Story and photos by Linda Kissam
The March Mens Wine Council tasted wines in the $13-$25 range. This seems timely as retail customers are spending less for a bottle of wine than they did two years ago. In 2009 the $25 – $35 range was selling well. New research tells us $15 to $20 is the new sales sweet spot – often producing a quality experience the wine lover will gladly shell out for.
This is great news for consumers everywhere. The new focus on wines in the $15-$20 has resulted in a kind of renaissance in the category, with more — and better — bottling’s available than ever before. Take a stroll down your favorite wine shop; you’ll see what I mean. A local Long Beach, CA wine owner said he recently brought a few better-known, less-expensive “supermarket” brands into his store as an experiment, they went largely untouched. His customers preferred the experience and lifestyle tastes in the $15-$20 range, even if they had to spend a few more bucks to enjoy them.
You might also be interested in knowing that hundreds of people were recently given blind taste tests and asked to identify whether wines were cheap or expensive. Participants were right about half the time—the same odds as if flipping a coin. The cheaper wines do the trick just fine for most of us; the flip side is that few people even seem able to tell apart the cheap from the expensive stuff. And, as my Council members say every time we meet, “If you can’t tell a difference, why in the world would you pay extra for one wine over another? “
In this tasting of five wines, two really were stars, right in that $15-$20 sweet spot, and are worthy of your cellar. Below are the groups rankings, first to last, food pairing winners, and my reviews of the wines.
Graffigna Reserve Malbec – Deep red with violet highlights. Expect aromas of very ripe dark berries, a touch of black pepper, and spice. On the palate delicate ripe tannins and complex finish with hints of coffee, vanilla and toast.
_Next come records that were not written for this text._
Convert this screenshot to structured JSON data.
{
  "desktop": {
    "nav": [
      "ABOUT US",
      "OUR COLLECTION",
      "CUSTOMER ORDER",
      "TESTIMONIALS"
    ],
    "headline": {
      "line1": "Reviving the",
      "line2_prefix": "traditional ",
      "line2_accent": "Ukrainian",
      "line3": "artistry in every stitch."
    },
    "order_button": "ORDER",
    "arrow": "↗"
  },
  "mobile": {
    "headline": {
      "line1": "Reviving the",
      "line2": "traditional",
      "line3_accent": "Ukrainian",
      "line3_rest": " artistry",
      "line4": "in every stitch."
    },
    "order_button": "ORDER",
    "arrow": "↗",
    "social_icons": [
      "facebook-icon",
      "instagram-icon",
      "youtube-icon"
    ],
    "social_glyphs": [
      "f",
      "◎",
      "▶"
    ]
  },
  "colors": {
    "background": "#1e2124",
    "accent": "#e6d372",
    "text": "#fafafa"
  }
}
Suggested food matching: Lamb ossobuco, salami, Stuffed Anaheim Chiles (*recipe on CityRoom Gourmet), garlic mushrooms, and bacon lettuce tomato appetizers. An outstanding wine to serve with any brunch: Spicy and sassy. $16
Brancott Estate Pinot Noir, ’09 – Deep garnet, exhibits cherry, plum and blackberry fruits. It has a jammy mid-palate displaying ripe cherry, subtle spice and rich tannins, with fruit weight carrying the full length of the palate to its finish. Let it sit 10 minutes before you taste it, or better yet, use a Soiree aerator. Tastes best in a Riedel Vinum XL Pinot Noir glass ($59). Pair with tamales, pork, lamb, and dishes that incorporate mushrooms. $13
Robaliño Albariño - This wine is very food friendly and lends itself to a smooth mouthfeel experience. I loved the citrus, grapefruit, lemon peel and white peach flavors, with pronounced floral and almond notes. Light, elegant, fresh and mouthwatering. This Albariño goes well with Tortilla Espanola, and Stuffed Anaheim Chiles. $17
’09 Jacob’s Creek Reserve Cabernet. This wine is deep crimson red with purple hues showcasing fresh blackcurrant and dark berry fruit which are typical Coonawarra characteristics. We thought we could detect hints of black olive with nuances of cedar and vanilla from French oak. Generous ripe cassis flavors with tobacco lead to a rich, smooth finish. An ideal accompaniment to bacon based dishes, salami, garlic mushrooms, ossobuco, beef rib roast or mature cheeses. $16
‘09 Dry Creek DCV3 Sauvignon Blanc – 100% Sav Blanc. Pineapple fills the glass with pear, kiwi, and a hint of subtle ginger notes. On the palate, the wine is smooth, yet fat with more tropical fruit displaying a crushed minerality and refreshing acidity. Matches well with seafood. Could be aged 3-5 years. $25